Well, we don't know exactly what came out of the meeting just yet, but President Obama said he wants to normalize relationships. They want to open embassies. Right now, there are intersections both in Cuba and the United States. And so, it's the beginning of normalizing relations, but the embargo is not going to be lifted yet.
Right. The embargo is not going to be lifted, and there's also a big catch Cuba is very interested in, is getting off the list of state sponsors of terror. They're still on there.
They are still on there and Castro has said that they are not even going to open the embassies until that happens. The president was very coy this week. He said he got his recommendation from the State Department but he hasn't said what it's going to be. We all know that's going to happen. Whether it's going to happen today or it's going to happen in a few weeks, it's definitely going to happen.
And this has a ripple effect because obviously businesses don't want to be doing business with a country that's on that list.
More importantly, it's the banking sanctions issue that they're very sensitive. Cubans say they can't even use a credit card. But more than anything else, American companies and particularly the telecom companies, which is what President Obama hopes is going to go in there because that's the whole point of the opening, they don't want to do — get on the wrong side of the Treasury Department.
So, when Castro was allotted his eight minutes, he went for 48 minutes and decided to give the entire audience a history of Cuba-U.S. relations.
Listen, 48 minutes is very short for a Castro to speak.
Right, right. And in there, I mean, he railed against U.S. policy but actually spared Obama.
He apologized to Obama. He said, "Youngster, you're not responsible for this one." And he's really — obviously, this is — this is a moment, an extraordinary moment on both sides for the two of them.

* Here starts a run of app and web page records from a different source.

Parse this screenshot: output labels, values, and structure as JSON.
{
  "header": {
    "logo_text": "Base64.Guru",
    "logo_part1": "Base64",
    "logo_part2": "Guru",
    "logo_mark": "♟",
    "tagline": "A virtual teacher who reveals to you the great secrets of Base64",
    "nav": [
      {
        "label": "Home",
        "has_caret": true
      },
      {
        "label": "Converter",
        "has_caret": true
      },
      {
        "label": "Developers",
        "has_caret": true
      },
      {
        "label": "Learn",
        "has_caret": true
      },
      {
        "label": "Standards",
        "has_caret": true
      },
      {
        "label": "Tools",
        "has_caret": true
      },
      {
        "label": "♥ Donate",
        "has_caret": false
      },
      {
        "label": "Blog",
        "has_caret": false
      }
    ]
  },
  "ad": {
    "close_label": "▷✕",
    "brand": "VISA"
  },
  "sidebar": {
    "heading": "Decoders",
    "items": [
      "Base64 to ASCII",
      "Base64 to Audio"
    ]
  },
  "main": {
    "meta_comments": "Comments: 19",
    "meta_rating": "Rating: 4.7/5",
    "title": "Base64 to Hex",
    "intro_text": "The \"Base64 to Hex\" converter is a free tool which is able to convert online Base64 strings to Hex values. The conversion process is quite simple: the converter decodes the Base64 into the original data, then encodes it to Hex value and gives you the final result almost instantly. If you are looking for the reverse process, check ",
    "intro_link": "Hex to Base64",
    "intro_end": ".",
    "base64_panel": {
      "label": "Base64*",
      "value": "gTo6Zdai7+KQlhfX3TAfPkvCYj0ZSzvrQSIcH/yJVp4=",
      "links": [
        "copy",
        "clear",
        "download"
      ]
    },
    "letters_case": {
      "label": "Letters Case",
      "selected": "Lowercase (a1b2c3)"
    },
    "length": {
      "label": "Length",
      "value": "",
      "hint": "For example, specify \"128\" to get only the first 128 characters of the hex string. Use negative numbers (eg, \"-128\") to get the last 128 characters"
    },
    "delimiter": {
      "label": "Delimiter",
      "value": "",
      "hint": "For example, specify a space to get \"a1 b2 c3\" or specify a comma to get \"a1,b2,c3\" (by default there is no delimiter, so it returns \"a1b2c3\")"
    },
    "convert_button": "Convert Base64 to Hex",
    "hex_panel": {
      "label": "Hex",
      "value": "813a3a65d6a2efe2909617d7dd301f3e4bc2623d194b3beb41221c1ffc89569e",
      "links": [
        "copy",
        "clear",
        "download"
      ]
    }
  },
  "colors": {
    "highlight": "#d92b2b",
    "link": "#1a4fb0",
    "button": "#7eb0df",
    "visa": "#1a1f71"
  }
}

And compare that to the head of Venezuela, the head of Ecuador making very bombastic statements against current U.S. policy as they were speaking.
On the other hand, this was a sort of an extraordinary moment in the sense that Obama was very, very deeply embraced by the — by everyone else there because they had been insisting for the last two summits that the U.S. get rid of this relic of the Cold War, which is the embargo — sorry, the end of this relationship.
None of this happens in a vacuum. This is happening at a time when we're still in conversations with Iran, and kind of paint those connections for us. Why does one affect other?
Well, because, you know, Iran, obviously, is the bogeyman but Cuba was the bogeyman for a very long period of time. And this negotiation with Iran and the sanctions on Iran is the number one issue, the number one legacy issue, and obviously, the number one national security issue because of the nuclear relationship and great concern there.
And the same people are opposed to lifting — you know, improving relations with Cuba are very, very much opposed to lift anything sanctions on Iran.
And the president has to be very concerned about this notion that somehow he's soft on dictators.
And this is, of course, in the context of at least a couple of people announcing their presidential campaigns tomorrow and the day after.
Marco Rubio —
— Marco Rubio very concerned about that right now. And we're going have a hearing on this legislation in which the Congress is insisting that it's going to have to have a voice on the lifting of the sanctions and that's going to happen on Tuesday.
All right. Carla Robbins, from the Council on Foreign Relations, thanks so much.
Thanks for having me.
Watch the Full Episode
Support Provided By:
Additional Support Provided By: